English[edit]

Etymology[edit]

From Anglo-Norman chere, from Old French chiere, from Late Latin cara.

Pronunciation[edit]

Noun[edit]

cheer (countable and uncountable, plural cheers)

  1. (obsolete) The face. [13th-16thc.]
    • 1485, Syr Thomas Malory, Le Morte Darthur, Bk.XIII, Ch.viij:
      And soo on the morne they were alle accorded that they shold departe eueryche from other / And on the morne they departed with wepynge chere / and euery knyȝt took the way that hym lyked best
    • 1603, John Florio, translating Michel de Montaigne, Essays, I.50:
      Heraclitus taking pitie and compassion of the very same condition of ours, was continually seene with a sad, mournfull, and heavie cheere [transl. visage], and with teares trickling downe his blubbered eyes.
  2. (obsolete) One's expression or countenance. [13th-19thc.]
    • 1596, Edmund Spenser, The Faerie Queene, V.7:
      ‘thorough evill rest of this last night, / Or ill apayd or much dismayd ye be; / That by your change of cheare is easie for to see.’
  3. (archaic) One's attitude, mood. [from 14thc.]
    • 1526, William Tyndale, trans. Bible, Mark VI:
      And anon he talked with them, and sayde unto them: be of good chere, it is I, be not afrayed.
    • Holinshed
      The parents [] fled away with heavy cheer.
  4. (uncountable) A cheerful attitude; gaiety; mirth. [from 14thc.]
    • William Shakespeare (1564-1616)
      I have not that alacrity of spirit, / Nor cheer of mind, that I was wont to have.
  5. That which promotes good spirits or cheerfulness; provisions prepared for a feast; entertainment.
    a table loaded with good cheer
    • 1922, Ben Travers, chapter 1, A Cuckoo in the Nest:
      [] the awfully hearty sort of Christmas cards that people do send to other people that they don't know at all well. You know. The kind that have mottoes like
        Here's rattling good luck and roaring good cheer, / With lashings of food and great hogsheads of beer. [].”
  6. A cry expressing joy, approval or support such as "hurray". [from 18thc.]
    A cheer rose from the crowd.
    • Tennyson (1809-1892)
      Welcome her, thundering cheer of the street.
  7. A chant made in support of a team at a sports event.

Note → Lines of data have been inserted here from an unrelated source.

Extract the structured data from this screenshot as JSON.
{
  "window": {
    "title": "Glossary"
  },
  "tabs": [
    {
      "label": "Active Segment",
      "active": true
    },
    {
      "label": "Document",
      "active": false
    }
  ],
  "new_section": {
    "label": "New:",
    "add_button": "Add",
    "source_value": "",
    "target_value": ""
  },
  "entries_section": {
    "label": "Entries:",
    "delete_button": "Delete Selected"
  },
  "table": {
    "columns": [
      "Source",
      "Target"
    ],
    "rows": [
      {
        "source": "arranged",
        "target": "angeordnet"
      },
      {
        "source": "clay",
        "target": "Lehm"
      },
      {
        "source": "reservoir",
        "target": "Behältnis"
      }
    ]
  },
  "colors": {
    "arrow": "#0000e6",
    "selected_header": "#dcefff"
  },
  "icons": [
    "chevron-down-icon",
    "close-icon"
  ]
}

Synonyms[edit]

Translations[edit]

Verb[edit]

cheer (third-person singular simple present cheers, present participle cheering, simple past and past participle cheered)

  1. (transitive) To gladden; to make cheerful; often with up.
    We were cheered by the offer of a cup of tea.
  2. (transitive) To infuse life, courage, animation, or hope, into; to inspirit; to solace or comfort.
    • Dryden
      The proud he tamed, the penitent he cheered.
  3. (transitive, intransitive) To applaud or encourage with cheers or shouts.
    The crowd cheered in support of the athletes.
    The crowd cheered the athletes.

Derived terms[edit]

Translations[edit]